## Exercise directions
Each line below should be repeated exactly as written, with no pictures carried over.

-- Exercise materials follows --

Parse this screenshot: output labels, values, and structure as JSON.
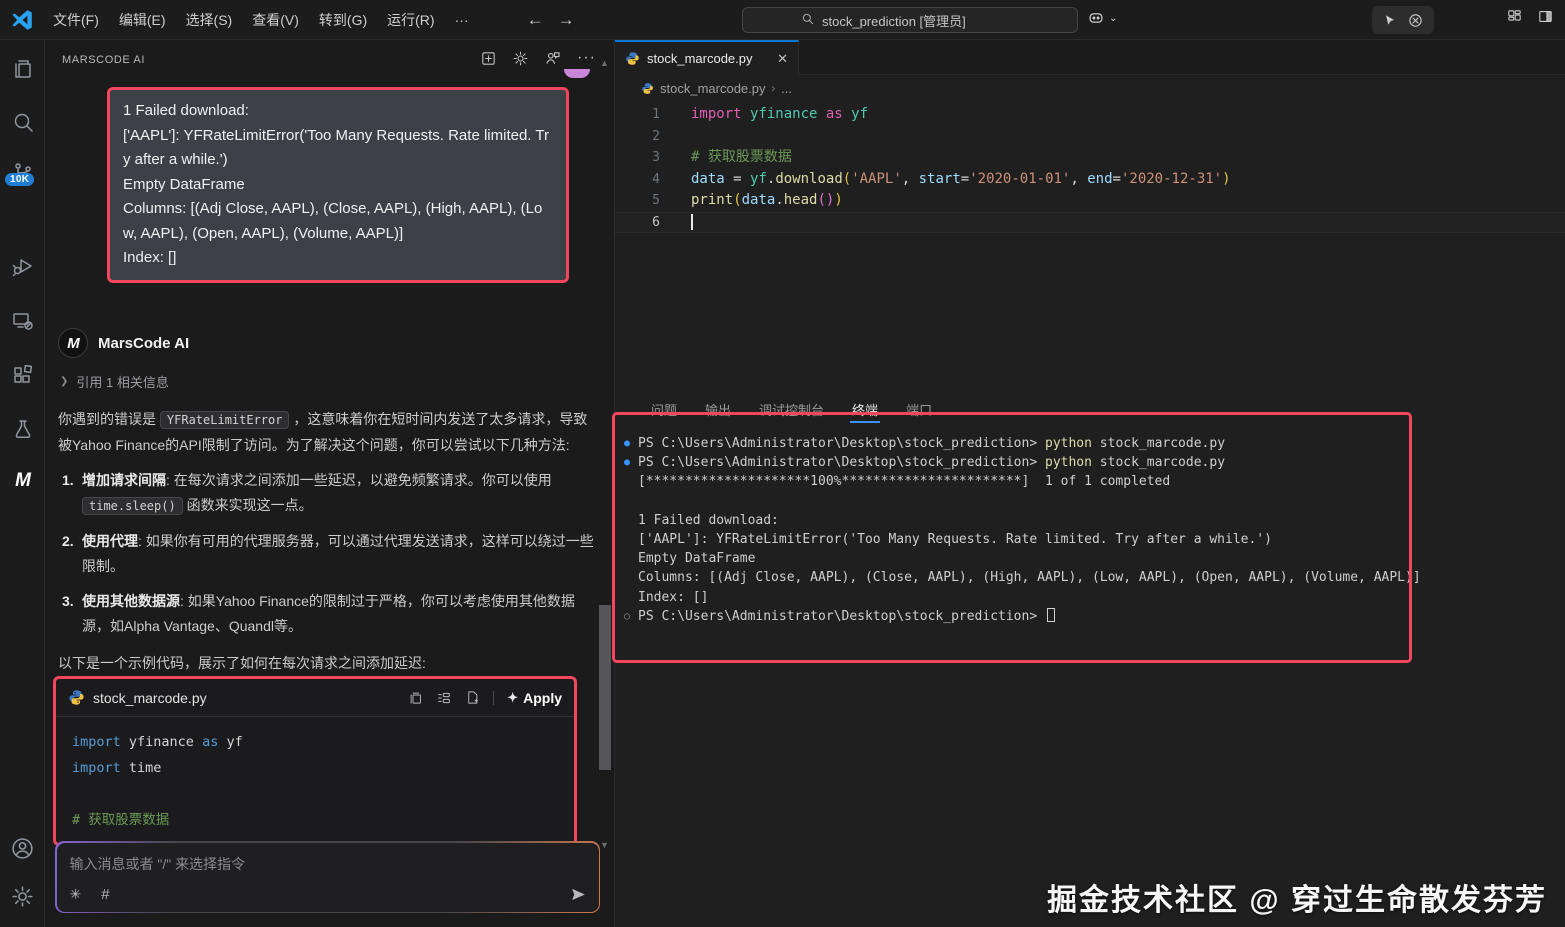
{
  "titlebar": {
    "menus": [
      "文件(F)",
      "编辑(E)",
      "选择(S)",
      "查看(V)",
      "转到(G)",
      "运行(R)"
    ],
    "more": "···",
    "search_text": "stock_prediction [管理员]"
  },
  "activitybar": {
    "scm_badge": "10K",
    "marscode_glyph": "M"
  },
  "sidebar": {
    "title": "MARSCODE AI",
    "tools_more": "···",
    "output_block": {
      "lines": [
        "1 Failed download:",
        "['AAPL']: YFRateLimitError('Too Many Requests. Rate limited. Try after a while.')",
        "Empty DataFrame",
        "Columns: [(Adj Close, AAPL), (Close, AAPL), (High, AAPL), (Low, AAPL), (Open, AAPL), (Volume, AAPL)]",
        "Index: []"
      ]
    },
    "assistant": {
      "name": "MarsCode AI",
      "logo_glyph": "M",
      "reference": "引用 1 相关信息",
      "para_pre": "你遇到的错误是 ",
      "para_code": "YFRateLimitError",
      "para_post": " ，这意味着你在短时间内发送了太多请求，导致被Yahoo Finance的API限制了访问。为了解决这个问题，你可以尝试以下几种方法:",
      "list": [
        {
          "num": "1.",
          "bold": "增加请求间隔",
          "pre": ": 在每次请求之间添加一些延迟，以避免频繁请求。你可以使用 ",
          "code": "time.sleep()",
          "post": " 函数来实现这一点。"
        },
        {
          "num": "2.",
          "bold": "使用代理",
          "pre": ": 如果你有可用的代理服务器，可以通过代理发送请求，这样可以绕过一些限制。",
          "code": "",
          "post": ""
        },
        {
          "num": "3.",
          "bold": "使用其他数据源",
          "pre": ": 如果Yahoo Finance的限制过于严格，你可以考虑使用其他数据源，如Alpha Vantage、Quandl等。",
          "code": "",
          "post": ""
        }
      ],
      "closing": "以下是一个示例代码，展示了如何在每次请求之间添加延迟:"
    },
    "code_card": {
      "filename": "stock_marcode.py",
      "apply_label": "Apply",
      "sparkle": "✦",
      "lines": [
        [
          {
            "c": "kw2",
            "t": "import "
          },
          {
            "c": "w",
            "t": "yfinance "
          },
          {
            "c": "kw2",
            "t": "as "
          },
          {
            "c": "w",
            "t": "yf"
          }
        ],
        [
          {
            "c": "kw2",
            "t": "import "
          },
          {
            "c": "w",
            "t": "time"
          }
        ],
        [],
        [
          {
            "c": "cm",
            "t": "# 获取股票数据"
          }
        ]
      ]
    },
    "chat_input": {
      "placeholder": "输入消息或者 \"/\" 来选择指令",
      "command_glyph": "✳",
      "hash_glyph": "#"
    }
  },
  "editor": {
    "tab_label": "stock_marcode.py",
    "tab_close": "✕",
    "breadcrumb_file": "stock_marcode.py",
    "breadcrumb_sep": "›",
    "breadcrumb_more": "...",
    "lines": [
      {
        "num": "1",
        "active": false,
        "cursor": false,
        "tokens": [
          {
            "c": "kw",
            "t": "import "
          },
          {
            "c": "type",
            "t": "yfinance "
          },
          {
            "c": "kw",
            "t": "as "
          },
          {
            "c": "type",
            "t": "yf"
          }
        ]
      },
      {
        "num": "2",
        "active": false,
        "cursor": false,
        "tokens": []
      },
      {
        "num": "3",
        "active": false,
        "cursor": false,
        "tokens": [
          {
            "c": "cm",
            "t": "# 获取股票数据"
          }
        ]
      },
      {
        "num": "4",
        "active": false,
        "cursor": false,
        "tokens": [
          {
            "c": "var",
            "t": "data "
          },
          {
            "c": "op",
            "t": "= "
          },
          {
            "c": "type",
            "t": "yf"
          },
          {
            "c": "op",
            "t": "."
          },
          {
            "c": "fn",
            "t": "download"
          },
          {
            "c": "b1",
            "t": "("
          },
          {
            "c": "str",
            "t": "'AAPL'"
          },
          {
            "c": "op",
            "t": ", "
          },
          {
            "c": "var",
            "t": "start"
          },
          {
            "c": "op",
            "t": "="
          },
          {
            "c": "str",
            "t": "'2020-01-01'"
          },
          {
            "c": "op",
            "t": ", "
          },
          {
            "c": "var",
            "t": "end"
          },
          {
            "c": "op",
            "t": "="
          },
          {
            "c": "str",
            "t": "'2020-12-31'"
          },
          {
            "c": "b1",
            "t": ")"
          }
        ]
      },
      {
        "num": "5",
        "active": false,
        "cursor": false,
        "tokens": [
          {
            "c": "fn",
            "t": "print"
          },
          {
            "c": "b1",
            "t": "("
          },
          {
            "c": "var",
            "t": "data"
          },
          {
            "c": "op",
            "t": "."
          },
          {
            "c": "fn",
            "t": "head"
          },
          {
            "c": "b2",
            "t": "("
          },
          {
            "c": "b2",
            "t": ")"
          },
          {
            "c": "b1",
            "t": ")"
          }
        ]
      },
      {
        "num": "6",
        "active": true,
        "cursor": true,
        "tokens": []
      }
    ]
  },
  "panel": {
    "tabs": [
      "问题",
      "输出",
      "调试控制台",
      "终端",
      "端口"
    ],
    "active_tab_index": 3,
    "terminal": [
      {
        "bullet": "●",
        "bullet_style": "blue",
        "tokens": [
          {
            "c": "wt",
            "t": "PS C:\\Users\\Administrator\\Desktop\\stock_prediction> "
          },
          {
            "c": "yel",
            "t": "python"
          },
          {
            "c": "wt",
            "t": " stock_marcode.py"
          }
        ]
      },
      {
        "bullet": "●",
        "bullet_style": "blue",
        "tokens": [
          {
            "c": "wt",
            "t": "PS C:\\Users\\Administrator\\Desktop\\stock_prediction> "
          },
          {
            "c": "yel",
            "t": "python"
          },
          {
            "c": "wt",
            "t": " stock_marcode.py"
          }
        ]
      },
      {
        "bullet": "",
        "bullet_style": "",
        "tokens": [
          {
            "c": "wt",
            "t": "[*********************100%***********************]  1 of 1 completed"
          }
        ]
      },
      {
        "bullet": "",
        "bullet_style": "",
        "tokens": []
      },
      {
        "bullet": "",
        "bullet_style": "",
        "tokens": [
          {
            "c": "wt",
            "t": "1 Failed download:"
          }
        ]
      },
      {
        "bullet": "",
        "bullet_style": "",
        "tokens": [
          {
            "c": "wt",
            "t": "['AAPL']: YFRateLimitError('Too Many Requests. Rate limited. Try after a while.')"
          }
        ]
      },
      {
        "bullet": "",
        "bullet_style": "",
        "tokens": [
          {
            "c": "wt",
            "t": "Empty DataFrame"
          }
        ]
      },
      {
        "bullet": "",
        "bullet_style": "",
        "tokens": [
          {
            "c": "wt",
            "t": "Columns: [(Adj Close, AAPL), (Close, AAPL), (High, AAPL), (Low, AAPL), (Open, AAPL), (Volume, AAPL)]"
          }
        ]
      },
      {
        "bullet": "",
        "bullet_style": "",
        "tokens": [
          {
            "c": "wt",
            "t": "Index: []"
          }
        ]
      },
      {
        "bullet": "○",
        "bullet_style": "hollow",
        "tokens": [
          {
            "c": "wt",
            "t": "PS C:\\Users\\Administrator\\Desktop\\stock_prediction> "
          }
        ],
        "cursor": true
      }
    ]
  },
  "watermark": "掘金技术社区 @ 穿过生命散发芬芳",
  "colors": {
    "accent_red": "#f2455e",
    "badge_blue": "#1f7fd6",
    "tab_accent": "#0078d4",
    "terminal_underline": "#3794ff"
  }
}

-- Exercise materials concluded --

## Solution to this task
Parse this screenshot: output labels, values, and structure as JSON.
{
  "titlebar": {
    "menus": [
      "文件(F)",
      "编辑(E)",
      "选择(S)",
      "查看(V)",
      "转到(G)",
      "运行(R)"
    ],
    "more": "···",
    "search_text": "stock_prediction [管理员]"
  },
  "activitybar": {
    "scm_badge": "10K",
    "marscode_glyph": "M"
  },
  "sidebar": {
    "title": "MARSCODE AI",
    "tools_more": "···",
    "output_block": {
      "lines": [
        "1 Failed download:",
        "['AAPL']: YFRateLimitError('Too Many Requests. Rate limited. Try after a while.')",
        "Empty DataFrame",
        "Columns: [(Adj Close, AAPL), (Close, AAPL), (High, AAPL), (Low, AAPL), (Open, AAPL), (Volume, AAPL)]",
        "Index: []"
      ]
    },
    "assistant": {
      "name": "MarsCode AI",
      "logo_glyph": "M",
      "reference": "引用 1 相关信息",
      "para_pre": "你遇到的错误是 ",
      "para_code": "YFRateLimitError",
      "para_post": " ，这意味着你在短时间内发送了太多请求，导致被Yahoo Finance的API限制了访问。为了解决这个问题，你可以尝试以下几种方法:",
      "list": [
        {
          "num": "1.",
          "bold": "增加请求间隔",
          "pre": ": 在每次请求之间添加一些延迟，以避免频繁请求。你可以使用 ",
          "code": "time.sleep()",
          "post": " 函数来实现这一点。"
        },
        {
          "num": "2.",
          "bold": "使用代理",
          "pre": ": 如果你有可用的代理服务器，可以通过代理发送请求，这样可以绕过一些限制。",
          "code": "",
          "post": ""
        },
        {
          "num": "3.",
          "bold": "使用其他数据源",
          "pre": ": 如果Yahoo Finance的限制过于严格，你可以考虑使用其他数据源，如Alpha Vantage、Quandl等。",
          "code": "",
          "post": ""
        }
      ],
      "closing": "以下是一个示例代码，展示了如何在每次请求之间添加延迟:"
    },
    "code_card": {
      "filename": "stock_marcode.py",
      "apply_label": "Apply",
      "sparkle": "✦",
      "lines": [
        [
          {
            "c": "kw2",
            "t": "import "
          },
          {
            "c": "w",
            "t": "yfinance "
          },
          {
            "c": "kw2",
            "t": "as "
          },
          {
            "c": "w",
            "t": "yf"
          }
        ],
        [
          {
            "c": "kw2",
            "t": "import "
          },
          {
            "c": "w",
            "t": "time"
          }
        ],
        [],
        [
          {
            "c": "cm",
            "t": "# 获取股票数据"
          }
        ]
      ]
    },
    "chat_input": {
      "placeholder": "输入消息或者 \"/\" 来选择指令",
      "command_glyph": "✳",
      "hash_glyph": "#"
    }
  },
  "editor": {
    "tab_label": "stock_marcode.py",
    "tab_close": "✕",
    "breadcrumb_file": "stock_marcode.py",
    "breadcrumb_sep": "›",
    "breadcrumb_more": "...",
    "lines": [
      {
        "num": "1",
        "active": false,
        "cursor": false,
        "tokens": [
          {
            "c": "kw",
            "t": "import "
          },
          {
            "c": "type",
            "t": "yfinance "
          },
          {
            "c": "kw",
            "t": "as "
          },
          {
            "c": "type",
            "t": "yf"
          }
        ]
      },
      {
        "num": "2",
        "active": false,
        "cursor": false,
        "tokens": []
      },
      {
        "num": "3",
        "active": false,
        "cursor": false,
        "tokens": [
          {
            "c": "cm",
            "t": "# 获取股票数据"
          }
        ]
      },
      {
        "num": "4",
        "active": false,
        "cursor": false,
        "tokens": [
          {
            "c": "var",
            "t": "data "
          },
          {
            "c": "op",
            "t": "= "
          },
          {
            "c": "type",
            "t": "yf"
          },
          {
            "c": "op",
            "t": "."
          },
          {
            "c": "fn",
            "t": "download"
          },
          {
            "c": "b1",
            "t": "("
          },
          {
            "c": "str",
            "t": "'AAPL'"
          },
          {
            "c": "op",
            "t": ", "
          },
          {
            "c": "var",
            "t": "start"
          },
          {
            "c": "op",
            "t": "="
          },
          {
            "c": "str",
            "t": "'2020-01-01'"
          },
          {
            "c": "op",
            "t": ", "
          },
          {
            "c": "var",
            "t": "end"
          },
          {
            "c": "op",
            "t": "="
          },
          {
            "c": "str",
            "t": "'2020-12-31'"
          },
          {
            "c": "b1",
            "t": ")"
          }
        ]
      },
      {
        "num": "5",
        "active": false,
        "cursor": false,
        "tokens": [
          {
            "c": "fn",
            "t": "print"
          },
          {
            "c": "b1",
            "t": "("
          },
          {
            "c": "var",
            "t": "data"
          },
          {
            "c": "op",
            "t": "."
          },
          {
            "c": "fn",
            "t": "head"
          },
          {
            "c": "b2",
            "t": "("
          },
          {
            "c": "b2",
            "t": ")"
          },
          {
            "c": "b1",
            "t": ")"
          }
        ]
      },
      {
        "num": "6",
        "active": true,
        "cursor": true,
        "tokens": []
      }
    ]
  },
  "panel": {
    "tabs": [
      "问题",
      "输出",
      "调试控制台",
      "终端",
      "端口"
    ],
    "active_tab_index": 3,
    "terminal": [
      {
        "bullet": "●",
        "bullet_style": "blue",
        "tokens": [
          {
            "c": "wt",
            "t": "PS C:\\Users\\Administrator\\Desktop\\stock_prediction> "
          },
          {
            "c": "yel",
            "t": "python"
          },
          {
            "c": "wt",
            "t": " stock_marcode.py"
          }
        ]
      },
      {
        "bullet": "●",
        "bullet_style": "blue",
        "tokens": [
          {
            "c": "wt",
            "t": "PS C:\\Users\\Administrator\\Desktop\\stock_prediction> "
          },
          {
            "c": "yel",
            "t": "python"
          },
          {
            "c": "wt",
            "t": " stock_marcode.py"
          }
        ]
      },
      {
        "bullet": "",
        "bullet_style": "",
        "tokens": [
          {
            "c": "wt",
            "t": "[*********************100%***********************]  1 of 1 completed"
          }
        ]
      },
      {
        "bullet": "",
        "bullet_style": "",
        "tokens": []
      },
      {
        "bullet": "",
        "bullet_style": "",
        "tokens": [
          {
            "c": "wt",
            "t": "1 Failed download:"
          }
        ]
      },
      {
        "bullet": "",
        "bullet_style": "",
        "tokens": [
          {
            "c": "wt",
            "t": "['AAPL']: YFRateLimitError('Too Many Requests. Rate limited. Try after a while.')"
          }
        ]
      },
      {
        "bullet": "",
        "bullet_style": "",
        "tokens": [
          {
            "c": "wt",
            "t": "Empty DataFrame"
          }
        ]
      },
      {
        "bullet": "",
        "bullet_style": "",
        "tokens": [
          {
            "c": "wt",
            "t": "Columns: [(Adj Close, AAPL), (Close, AAPL), (High, AAPL), (Low, AAPL), (Open, AAPL), (Volume, AAPL)]"
          }
        ]
      },
      {
        "bullet": "",
        "bullet_style": "",
        "tokens": [
          {
            "c": "wt",
            "t": "Index: []"
          }
        ]
      },
      {
        "bullet": "○",
        "bullet_style": "hollow",
        "tokens": [
          {
            "c": "wt",
            "t": "PS C:\\Users\\Administrator\\Desktop\\stock_prediction> "
          }
        ],
        "cursor": true
      }
    ]
  },
  "watermark": "掘金技术社区 @ 穿过生命散发芬芳",
  "colors": {
    "accent_red": "#f2455e",
    "badge_blue": "#1f7fd6",
    "tab_accent": "#0078d4",
    "terminal_underline": "#3794ff"
  }
}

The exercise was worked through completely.